- Operationalization: It’s time to put your concepts to work and measure results!
- KPIs and dashboard: Remember, these need to map back to your initial objectives and KPIs from the strategy phase. Also, it’s crucial to keep the KPIs highly visible and actionable, so you can make sure everyone is on the same page.
- Optimization: The best laid plans also need adjusting at times. Don’t fear failure, expect that on the path to extreme success, you’ll need to adjust course more than once.
Strategic Marketing Frameworks Require Planning
We just covered a lot of ground. Take a moment to let it all sink in, and then think about which areas are self-explanatory to you and which ones aren’t. Are there pieces of the customer marketing framework you’re struggling with? Where could you use some help?
When all is said and done, your success with customer marketing depends on fleshing out each of these areas of uncertainty. But we want to leave you with a few more tips we’ve learned through the years:
- Make sure the allocation of resources, people, and dollars you put toward customer marketing fits the role it plays in your larger marketing strategy. In other words, if it’s a huge growth driver for you, it needs more marketing spend and attention. If not, you need to reduce or eliminate what you’re throwing toward it.
- Assign a singular person within marketing to be accountable for Customer Lifecycle Marketing, and make sure they’re aligned with a similar person in sales.
Customer Marketing Framework Takeaways
Finally, don’t forget to pay special attention to the following concepts when laying the groundwork for this whole process:
- Customer Segmentation: You’ll have a major leg up if you know and understand who your customers are and how they segment into different needs.

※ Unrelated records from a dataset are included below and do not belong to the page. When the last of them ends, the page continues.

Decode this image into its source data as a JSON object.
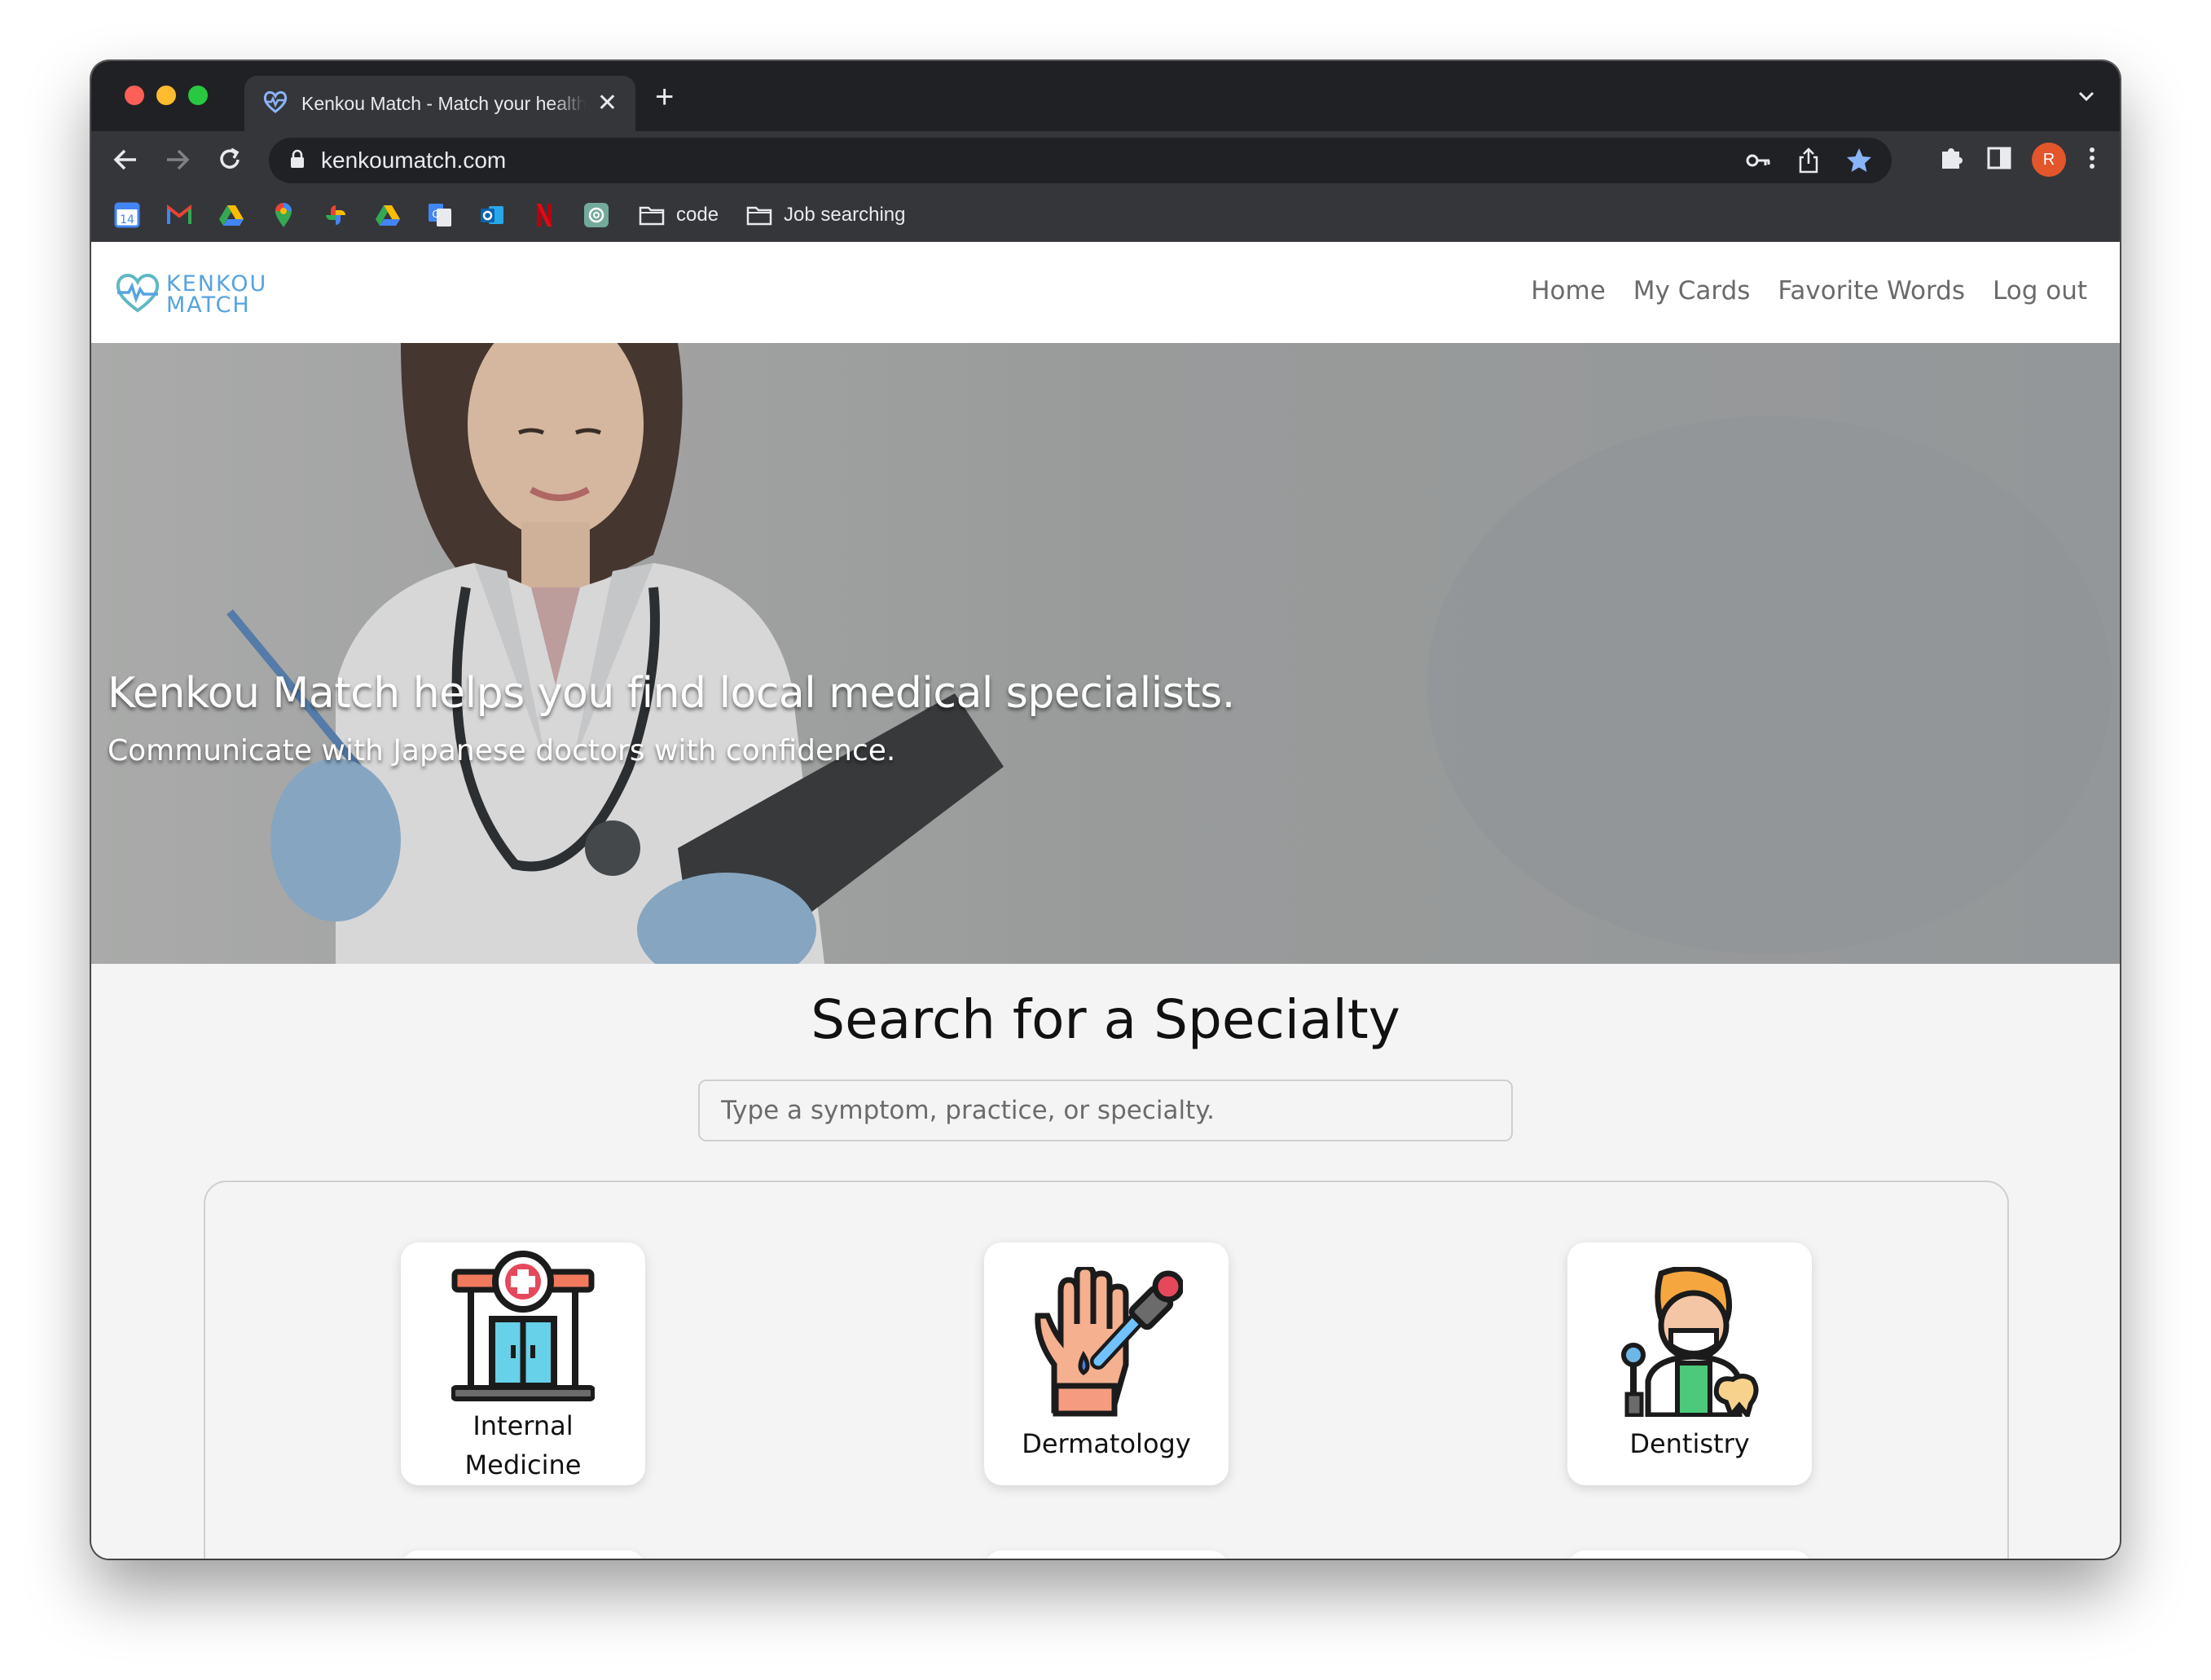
{
  "browser": {
    "tab_title": "Kenkou Match - Match your health",
    "tab_close": "✕",
    "new_tab": "+",
    "url": "kenkoumatch.com",
    "avatar_initial": "R",
    "bookmarks": [
      {
        "icon": "google-calendar-icon",
        "label": "14"
      },
      {
        "icon": "gmail-icon"
      },
      {
        "icon": "google-drive-icon"
      },
      {
        "icon": "google-maps-icon"
      },
      {
        "icon": "google-photos-icon"
      },
      {
        "icon": "google-drive-icon"
      },
      {
        "icon": "google-translate-icon"
      },
      {
        "icon": "outlook-icon"
      },
      {
        "icon": "netflix-icon"
      },
      {
        "icon": "chatgpt-icon"
      }
    ],
    "folders": [
      "code",
      "Job searching"
    ]
  },
  "site": {
    "logo_line1": "KENKOU",
    "logo_line2": "MATCH",
    "nav": [
      "Home",
      "My Cards",
      "Favorite Words",
      "Log out"
    ],
    "hero_title": "Kenkou Match helps you find local medical specialists.",
    "hero_subtitle": "Communicate with Japanese doctors with confidence.",
    "search_title": "Search for a Specialty",
    "search_placeholder": "Type a symptom, practice, or specialty.",
    "specialties": [
      {
        "line1": "Internal",
        "line2": "Medicine",
        "icon": "hospital-icon"
      },
      {
        "line1": "Dermatology",
        "icon": "hand-dropper-icon"
      },
      {
        "line1": "Dentistry",
        "icon": "dentist-icon"
      }
    ]
  },
  "colors": {
    "brand": "#56a3df",
    "chrome_dark": "#202124",
    "chrome_toolbar": "#35363a",
    "avatar": "#e3562c",
    "hero_bg": "#a4a6a6"
  }
}
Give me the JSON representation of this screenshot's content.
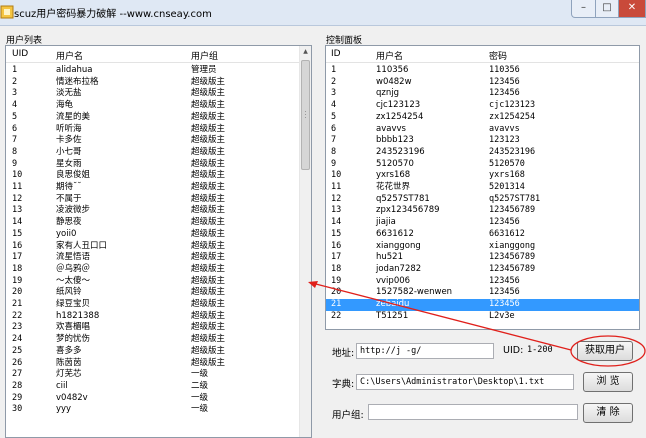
{
  "window": {
    "title": "scuz用户密码暴力破解  --www.cnseay.com",
    "min": "–",
    "max": "□",
    "close": "✕"
  },
  "user_list": {
    "label": "用户列表",
    "columns": [
      "UID",
      "用户名",
      "用户组"
    ],
    "rows": [
      [
        "1",
        "alidahua",
        "管理员"
      ],
      [
        "2",
        "情迷布拉格",
        "超级版主"
      ],
      [
        "3",
        "淡无盐",
        "超级版主"
      ],
      [
        "4",
        "海龟",
        "超级版主"
      ],
      [
        "5",
        "流星的美",
        "超级版主"
      ],
      [
        "6",
        "听听海",
        "超级版主"
      ],
      [
        "7",
        "卡多佐",
        "超级版主"
      ],
      [
        "8",
        "小七哥",
        "超级版主"
      ],
      [
        "9",
        "星女雨",
        "超级版主"
      ],
      [
        "10",
        "良思俊姐",
        "超级版主"
      ],
      [
        "11",
        "期待˘˘",
        "超级版主"
      ],
      [
        "12",
        "不属于",
        "超级版主"
      ],
      [
        "13",
        "凌波微步",
        "超级版主"
      ],
      [
        "14",
        "静思夜",
        "超级版主"
      ],
      [
        "15",
        "yoii0",
        "超级版主"
      ],
      [
        "16",
        "家有人丑口口",
        "超级版主"
      ],
      [
        "17",
        "流星悟语",
        "超级版主"
      ],
      [
        "18",
        "＠乌鸦＠",
        "超级版主"
      ],
      [
        "19",
        "〜太傻〜",
        "超级版主"
      ],
      [
        "20",
        "纸风铃",
        "超级版主"
      ],
      [
        "21",
        "绿豆宝贝",
        "超级版主"
      ],
      [
        "22",
        "h1821388",
        "超级版主"
      ],
      [
        "23",
        "欢喜楣唱",
        "超级版主"
      ],
      [
        "24",
        "梦的忧伤",
        "超级版主"
      ],
      [
        "25",
        "喜多多",
        "超级版主"
      ],
      [
        "26",
        "陈茵茵",
        "超级版主"
      ],
      [
        "27",
        "灯芜芯",
        "一级"
      ],
      [
        "28",
        "ciil",
        "二级"
      ],
      [
        "29",
        "v0482v",
        "一级"
      ],
      [
        "30",
        "yyy",
        "一级"
      ]
    ]
  },
  "control_panel": {
    "label": "控制面板",
    "columns": [
      "ID",
      "用户名",
      "密码"
    ],
    "rows": [
      [
        "1",
        "110356",
        "110356"
      ],
      [
        "2",
        "w0482w",
        "123456"
      ],
      [
        "3",
        "qznjg",
        "123456"
      ],
      [
        "4",
        "cjc123123",
        "cjc123123"
      ],
      [
        "5",
        "zx1254254",
        "zx1254254"
      ],
      [
        "6",
        "avavvs",
        "avavvs"
      ],
      [
        "7",
        "bbbb123",
        "123123"
      ],
      [
        "8",
        "243523196",
        "243523196"
      ],
      [
        "9",
        "5120570",
        "5120570"
      ],
      [
        "10",
        "yxrs168",
        "yxrs168"
      ],
      [
        "11",
        "花花世界",
        "5201314"
      ],
      [
        "12",
        "q5257ST781",
        "q5257ST781"
      ],
      [
        "13",
        "zpx123456789",
        "123456789"
      ],
      [
        "14",
        "jiajia",
        "123456"
      ],
      [
        "15",
        "6631612",
        "6631612"
      ],
      [
        "16",
        "xianggong",
        "xianggong"
      ],
      [
        "17",
        "hu521",
        "123456789"
      ],
      [
        "18",
        "jodan7282",
        "123456789"
      ],
      [
        "19",
        "vvip006",
        "123456"
      ],
      [
        "20",
        "1527582-wenwen",
        "123456"
      ],
      [
        "21",
        "zebaidu",
        "123456"
      ],
      [
        "22",
        "T51251",
        "L2v3e"
      ]
    ],
    "selected_index": 20
  },
  "address": {
    "label": "地址:",
    "value": "http://j         -g/"
  },
  "uid": {
    "label": "UID:",
    "value": "1-200"
  },
  "fetch_button": "获取用户",
  "dict": {
    "label": "字典:",
    "value": "C:\\Users\\Administrator\\Desktop\\1.txt"
  },
  "browse_button": "浏 览",
  "group": {
    "label": "用户组:",
    "value": ""
  },
  "clear_button": "清 除",
  "annotation_color": "#e0201b",
  "selection_color": "#3399ff"
}
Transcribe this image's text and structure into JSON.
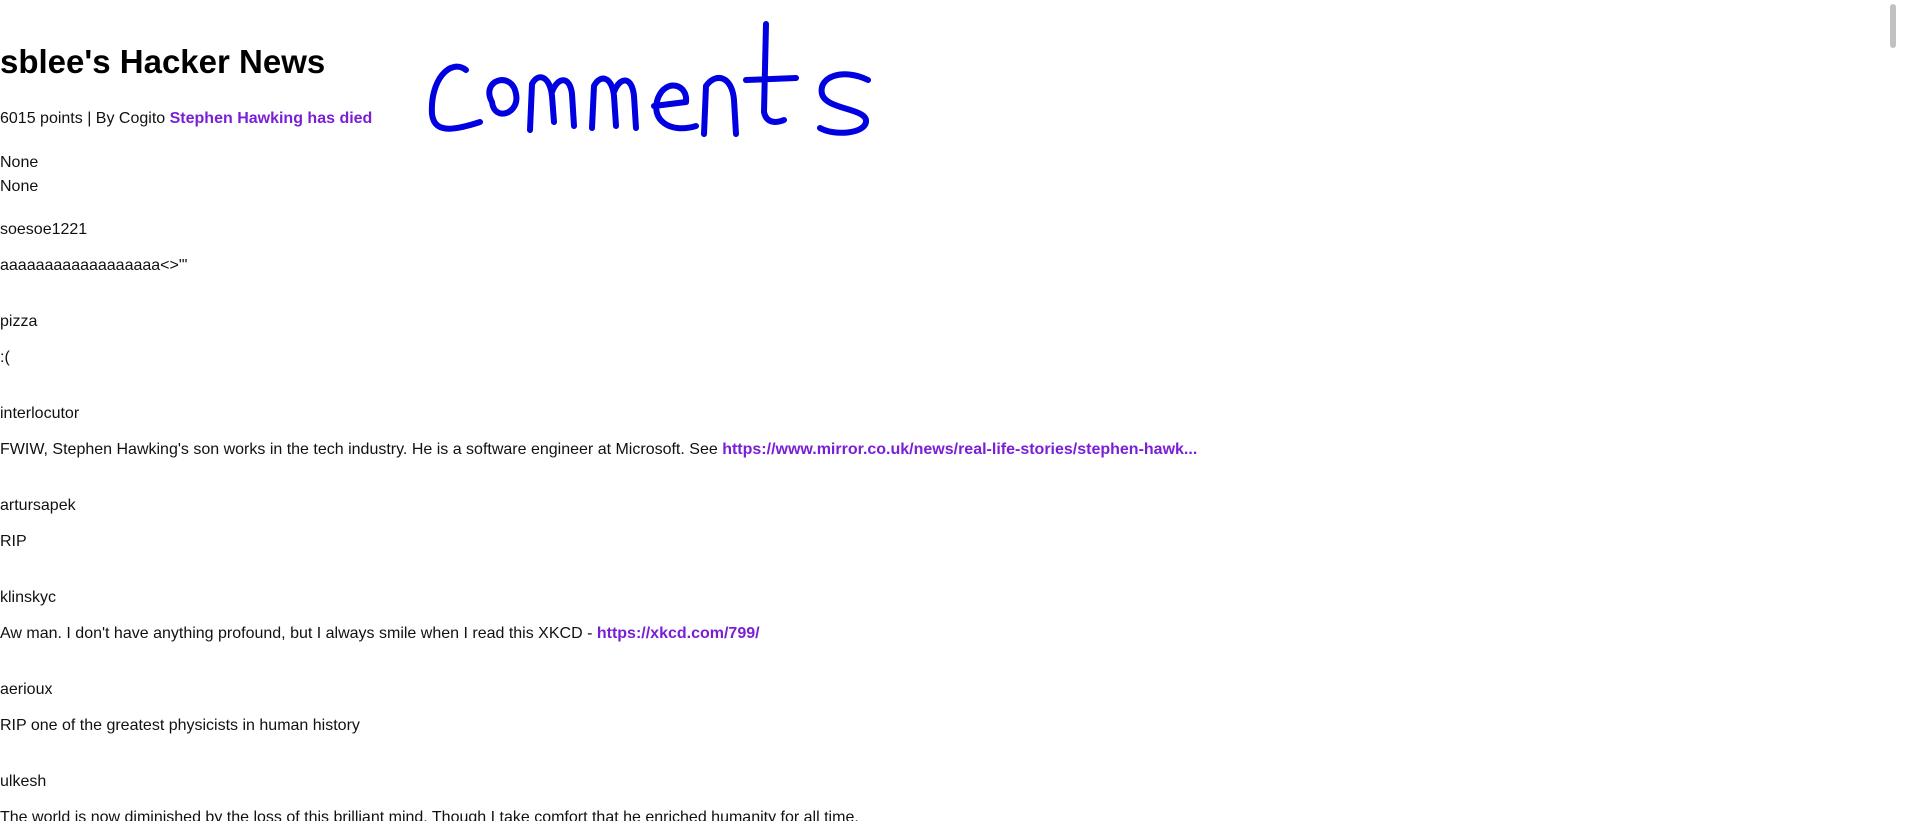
{
  "site": {
    "title": "sblee's Hacker News"
  },
  "story": {
    "points": "6015 points",
    "separator": "|",
    "by_label": "By",
    "author": "Cogito",
    "title": "Stephen Hawking has died",
    "body_lines": [
      "None",
      "None"
    ]
  },
  "comments": [
    {
      "author": "soesoe1221",
      "text": "aaaaaaaaaaaaaaaaaa<>\"'",
      "link": ""
    },
    {
      "author": "pizza",
      "text": ":(",
      "link": ""
    },
    {
      "author": "interlocutor",
      "text": "FWIW, Stephen Hawking's son works in the tech industry. He is a software engineer at Microsoft. See ",
      "link": "https://www.mirror.co.uk/news/real-life-stories/stephen-hawk..."
    },
    {
      "author": "artursapek",
      "text": "RIP",
      "link": ""
    },
    {
      "author": "klinskyc",
      "text": "Aw man. I don't have anything profound, but I always smile when I read this XKCD - ",
      "link": "https://xkcd.com/799/"
    },
    {
      "author": "aerioux",
      "text": "RIP one of the greatest physicists in human history",
      "link": ""
    },
    {
      "author": "ulkesh",
      "text": "The world is now diminished by the loss of this brilliant mind. Though I take comfort that he enriched humanity for all time.",
      "link": ""
    }
  ],
  "annotation": {
    "handwritten_text": "comments",
    "ink_color": "#0000e0"
  },
  "colors": {
    "link": "#7a1fd6",
    "text": "#111111",
    "background": "#ffffff"
  }
}
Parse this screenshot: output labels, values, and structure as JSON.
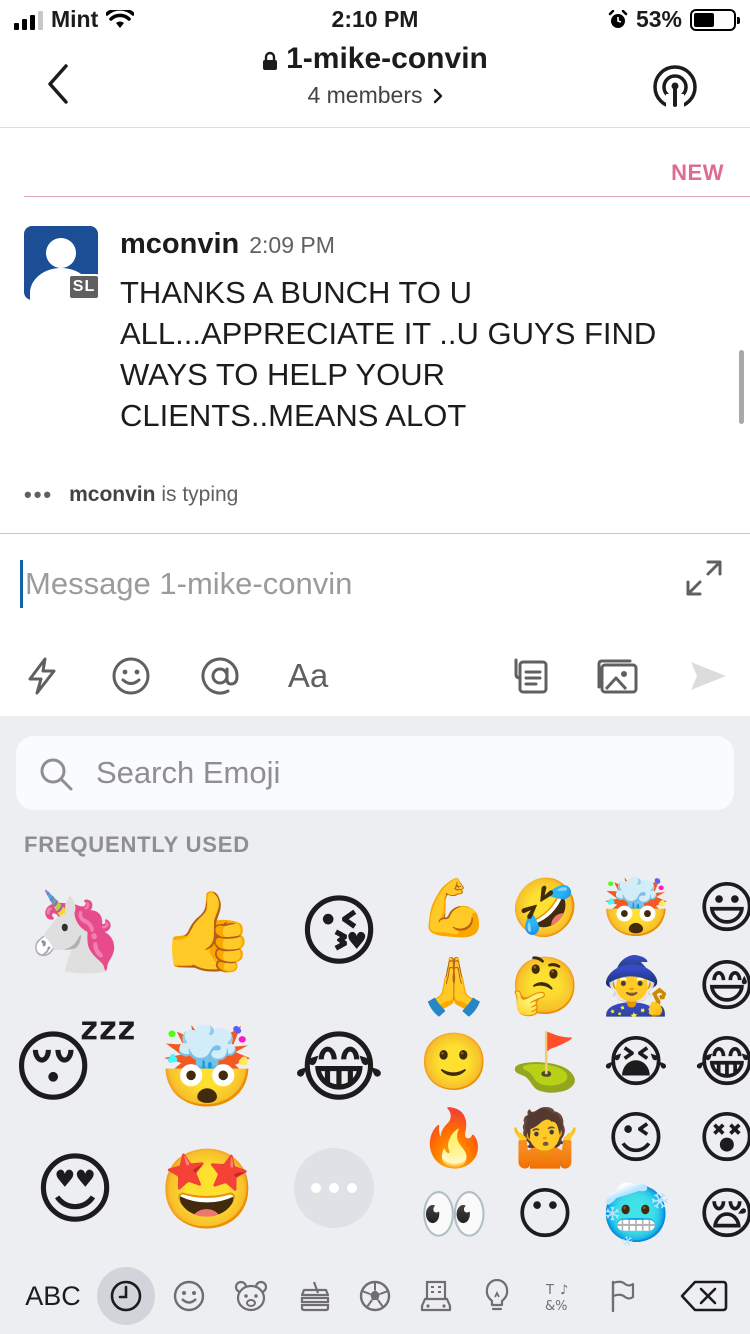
{
  "status_bar": {
    "carrier": "Mint",
    "time": "2:10 PM",
    "battery": "53%"
  },
  "header": {
    "channel_name": "1-mike-convin",
    "members": "4 members"
  },
  "divider": {
    "label": "NEW"
  },
  "message": {
    "author": "mconvin",
    "time": "2:09 PM",
    "badge": "SL",
    "text": "THANKS A BUNCH TO U ALL...APPRECIATE IT ..U GUYS FIND WAYS TO HELP YOUR CLIENTS..MEANS ALOT"
  },
  "typing": {
    "user": "mconvin",
    "suffix": "is typing"
  },
  "composer": {
    "placeholder": "Message 1-mike-convin",
    "format_label": "Aa"
  },
  "emoji_panel": {
    "search_placeholder": "Search Emoji",
    "section_label": "FREQUENTLY USED",
    "memoji": [
      "🦄",
      "👍",
      "😘",
      "😴",
      "🤯",
      "😂",
      "😍",
      "🤩"
    ],
    "emoji_rows": [
      [
        "💪",
        "🤣",
        "🤯",
        "😃"
      ],
      [
        "🙏",
        "🤔",
        "🧙",
        "😅"
      ],
      [
        "🙂",
        "⛳",
        "😭",
        "😂"
      ],
      [
        "🔥",
        "🤷",
        "😉",
        "😵"
      ],
      [
        "👀",
        "😶",
        "🥶",
        "😪"
      ]
    ],
    "tabs": {
      "abc": "ABC"
    }
  },
  "colors": {
    "new_label": "#e06b91",
    "avatar_bg": "#1b4e95",
    "cursor": "#1264a3",
    "keyboard_bg": "#eceef2"
  }
}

Then you can map your marketing activity to those segments.
- Your Lifecycle Model: Having a well-defined lifecycle model that includes post-customer acquisition is crucial to success. You must understand where in that lifecycle each customer is, so you can interact with them depending on where they are in the journey.
- Organizational/Design Elements: Ensure you have dedicated resources in place to support the strategy that is being developed.
There’s a lot of variability when it comes to customer marketing, including your industry, products/services, growth strategy and more. But hopefully this customer marketing framework helps you understand the best way to approach it, and how to map your efforts to the desired outcomes. Any questions? We’d love to help.